Prezi Is The Coolest Online Presentation Tool I've Ever Seen At last week’s The Next Web Conference, I was part of the 4-headed jury that evaluated all presenting startups and ultimately decided My Name Is E should be awarded the top prize. It was an extremely close call, since we ended up having to decide between the young Dutch company and a startup that built a simply amazing web application you’re really going to want to check out. The tool I’m referring to is called Prezi, and it allows you to create amazing presentations on the web. If you think you’ve heard that too many times, don’t stop reading just yet, because this one is just plain awesome. It’s really no use explaining how presentations come out without seeing it for yourself, so it pains me that there’s currently no way to embed the examples that are showcased on the Prezi website. It takes a while to get used to the way Prezi lets you create presentations, although the interface is fairly intuitive once you’ve grown accustomed to using the ‘Zebra’.

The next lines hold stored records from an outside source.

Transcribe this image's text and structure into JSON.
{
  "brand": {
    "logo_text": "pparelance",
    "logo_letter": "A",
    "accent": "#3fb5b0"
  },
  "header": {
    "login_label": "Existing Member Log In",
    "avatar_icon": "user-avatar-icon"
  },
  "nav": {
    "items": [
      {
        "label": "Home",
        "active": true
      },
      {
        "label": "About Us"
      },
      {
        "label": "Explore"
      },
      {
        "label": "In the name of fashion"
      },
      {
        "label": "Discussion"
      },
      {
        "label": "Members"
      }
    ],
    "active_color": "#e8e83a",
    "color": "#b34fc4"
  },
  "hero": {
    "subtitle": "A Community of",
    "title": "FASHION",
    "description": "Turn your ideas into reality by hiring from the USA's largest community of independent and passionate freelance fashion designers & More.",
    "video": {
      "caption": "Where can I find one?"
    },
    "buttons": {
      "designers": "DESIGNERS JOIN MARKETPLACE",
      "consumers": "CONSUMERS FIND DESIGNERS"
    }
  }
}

Digital Storytelling - Handout Why I hate Prezi One of the many jokes about Powerpoint is how much time people who use it spend picking transitions between slides. They spend more time picking out animations, and which wipe effects to use, than they do thinking about what goes on the slides themselves. Or what their audience needs to learn and how best to convey those lessons. It’s like wanting to make a movie and spending all your time picking fonts for the credit reel at the end. It’s backwards and broken. Because of how Powerpoint, and Keynote, are constructed, other common habits for creating presentations are equally flawed. Popular presentation tools focus on slides, which should not be the focus at all. In Chapter 5 of Confessions of a Public Speaker, I explain the best way to prepare for a presentation. I first saw a demo of Prezi years ago, and it seemed interesting. I’ve experimented with many different ways to present. If anyone has seen a great talk done with Prezi, please leave a comment.

The 5 Levels of Digital Storytelling By kylemawer It’s our pleasure to introduce a guest blog post by James Taylor, who has been adapting gaming elements (such as leveling up) and applying them to digital storytelling. Thanks, James for a very interesting blog post and loads of great web links and resources which you’ll find near the end – Some of them we’re familiar with here at Digital play but we can’t wait to dip into all the others. Over to you James . . . When we think of introducing web-based tools into our classrooms, as teachers we often obsess over the technical side of things. We worry about setting everything up, about dealing with passwords, about computers crashing and our students not doing what they are supposed to do. We are not wrong to consider these things, whether we teach kids or adults. Level One – Mad Libs Mad Libs is a very basic parlour game popular in North America. Level One web-links